Tasting Date: 2021-05-27
Region: Canadian Whisky
Age Statement: 6 Years
ABV: 40% ABV
Cask Type: Charred white oak barrels
Distiller: Unknown (rumoured to be Crown Royal)
Purchase Location: Costco
Purchase Date: December 2020
Cost: Approximately $55.00 including GST & Deposit
Tasting Notes From The Kirkland Website:
There are none. They do not list this product on their Canadian, American or Australian websites.
From the back of the bottle: This whisky is velvety smooth with an enormous bouquet of complex vanilla, honey , spice and toasted oak aromas. The initial sweet nutty character is followed by a rich creamy taste with a slightly spicy finish.
Colour: Orange amber
TransparentSmoke Review: So I am thinking that if you need Canadian whisky in a 1750 ml bottle you are either a shrewd value purchaser or you are having the whole family over. The first question to ask is, do you just go with the cheaper product? So lets look at this as a financial investment and crunch the numbers to find out, this 1750 ml bottle sells for about 55$ all in, that works out to $23.57 per 750ml. This week you can grab a 1140 ml of Crown Royal for $34.98 + GST and deposit (or $24.16 per 750 ml all in). So Kirkland wins on the value statement saving you 59 cents per 750 ml.

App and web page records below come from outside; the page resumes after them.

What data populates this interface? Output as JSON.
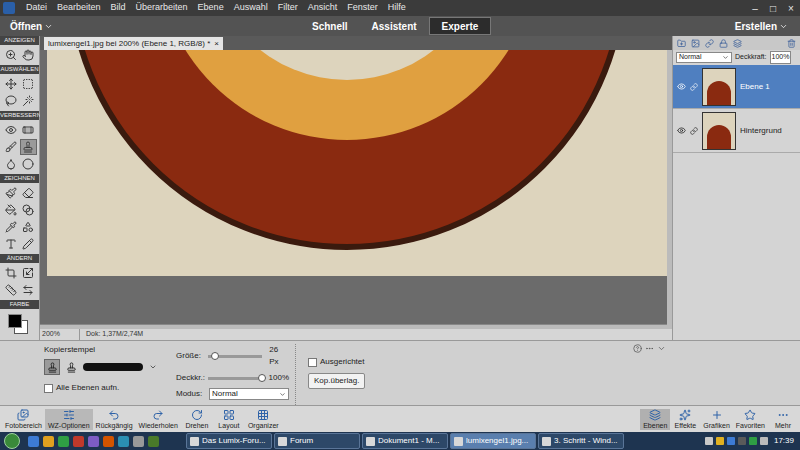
{
  "menu_bar": {
    "items": [
      "Datei",
      "Bearbeiten",
      "Bild",
      "Überarbeiten",
      "Ebene",
      "Auswahl",
      "Filter",
      "Ansicht",
      "Fenster",
      "Hilfe"
    ],
    "controls": [
      "–",
      "□",
      "×"
    ]
  },
  "mode_bar": {
    "open": "Öffnen",
    "tabs": [
      {
        "label": "Schnell",
        "selected": false
      },
      {
        "label": "Assistent",
        "selected": false
      },
      {
        "label": "Experte",
        "selected": true
      }
    ],
    "create": "Erstellen"
  },
  "document": {
    "tab": "lumixengel1.jpg bei 200% (Ebene 1, RGB/8) *",
    "close": "×",
    "zoom": "200%",
    "info": "Dok: 1,37M/2,74M"
  },
  "toolbox": {
    "sections": [
      {
        "label": "ANZEIGEN",
        "tools": [
          {
            "selected": false
          },
          {
            "selected": false
          }
        ]
      },
      {
        "label": "AUSWÄHLEN",
        "tools": [
          {
            "selected": false
          },
          {
            "selected": false
          },
          {
            "selected": false
          },
          {
            "selected": false
          }
        ]
      },
      {
        "label": "VERBESSERN",
        "tools": [
          {
            "selected": false
          },
          {
            "selected": false
          },
          {
            "selected": false
          },
          {
            "selected": true
          },
          {
            "selected": false
          },
          {
            "selected": false
          }
        ]
      },
      {
        "label": "ZEICHNEN",
        "tools": [
          {
            "selected": false
          },
          {
            "selected": false
          },
          {
            "selected": false
          },
          {
            "selected": false
          },
          {
            "selected": false
          },
          {
            "selected": false
          },
          {
            "selected": false
          },
          {
            "selected": false
          }
        ]
      },
      {
        "label": "ÄNDERN",
        "tools": [
          {
            "selected": false
          },
          {
            "selected": false
          },
          {
            "selected": false
          },
          {
            "selected": false
          }
        ]
      }
    ],
    "color_label": "FARBE",
    "foreground": "#000000",
    "background": "#ffffff"
  },
  "layers_panel": {
    "blend_mode": "Normal",
    "opacity_label": "Deckkraft:",
    "opacity": "100%",
    "layers": [
      {
        "name": "Ebene 1",
        "selected": true,
        "visible": true
      },
      {
        "name": "Hintergrund",
        "selected": false,
        "visible": true
      }
    ]
  },
  "tool_options": {
    "tool": "Kopierstempel",
    "all_layers": {
      "label": "Alle Ebenen aufn.",
      "checked": false
    },
    "sliders": [
      {
        "label": "Größe:",
        "level": 0.12,
        "reading": "26 Px"
      },
      {
        "label": "Deckkr.:",
        "level": 1,
        "reading": "100%"
      }
    ],
    "mode": {
      "label": "Modus:",
      "value": "Normal"
    },
    "aligned": {
      "label": "Ausgerichtet",
      "checked": false
    },
    "overlay_button": "Kop.überlag."
  },
  "bottom_bar": {
    "left": [
      {
        "label": "Fotobereich",
        "selected": false
      },
      {
        "label": "WZ-Optionen",
        "selected": true
      },
      {
        "label": "Rückgängig",
        "selected": false
      },
      {
        "label": "Wiederholen",
        "selected": false
      },
      {
        "label": "Drehen",
        "selected": false
      },
      {
        "label": "Layout",
        "selected": false
      },
      {
        "label": "Organizer",
        "selected": false
      }
    ],
    "right": [
      {
        "label": "Ebenen",
        "selected": true
      },
      {
        "label": "Effekte",
        "selected": false
      },
      {
        "label": "Grafiken",
        "selected": false
      },
      {
        "label": "Favoriten",
        "selected": false
      },
      {
        "label": "Mehr",
        "selected": false
      }
    ]
  },
  "taskbar": {
    "tasks": [
      {
        "label": "Das Lumix-Foru...",
        "selected": false
      },
      {
        "label": "Forum",
        "selected": false
      },
      {
        "label": "Dokument1 - M...",
        "selected": false
      },
      {
        "label": "lumixengel1.jpg...",
        "selected": true
      },
      {
        "label": "3. Schritt - Wind...",
        "selected": false
      }
    ],
    "clock": "17:39"
  }
}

Next, how many similarities do these products have to even be compared? It’s not like we are comparing generic mustard vs French’s Mustard, where no one can tell the difference. We are comparing two whiskies that are different and only choosing to compare them because there are rumours and guesses on the internet that say the Kirkland Blended Canadian Whisky could be from the Crown Royal factory itself in Gimli, Manitoba. My research has stumbled across mash bill for one of the two products. The Kirkland Canadian Whisky is reported to be 95% corn 2% rye 2% barley and 1% sherry. Crown Royal is…. unknown: I tried but the information is not on the internet. Leaving the greatest provable similarity between the two bottles to be the font used on the letter “C”. Win to Crown royal for keeping their mash bill secret and using the fancy letter “C” first.
Finally how do they taste? Or more specifically how does the Kirkland Blended Canadian Whisky taste and does it hold up or surpass Crown Royal. Well to be brutally honest the Kirkland is a little off, in that it is blander than you would expect. Nothing offensive in the nose, but I caught banana and brown sugar off the first nose and then I couldn’t find them again. I can smell rye spice and straight sherry, but the vanilla evades me and exists more like a back ground smell just blending the nose of the whisky together.
First sip is Canadian whisky and rye spice on the finish. Yah I know! I too want to use more words and tell a story that transports you to a place where we all exist on the same plane of understanding. But all I get is generic Canadian Whisky and rye spice on the finish. More rye spice than a traditional Crown Royal Deluxe too BTW. Win by a hair to Crown Royal.
As I sit here and sip at this whisky, it occurs to me that reviewing it neat is not the intended use of this product, so much as people don’t typically sit sipping glencairns of Crown Royal. I can tease this apart and tell you what it tastes like on the edges of my tongue. This whisky is meant for you to pour a glass with Coke or ginger ale and hand it to Aunt Martha and have her go be quiet in the corner with the cats for the evening. This is a whisky for families and for events and it is why it only comes in a 1750 ml bottle.
Our Score: 59/100
Bottles on Hand: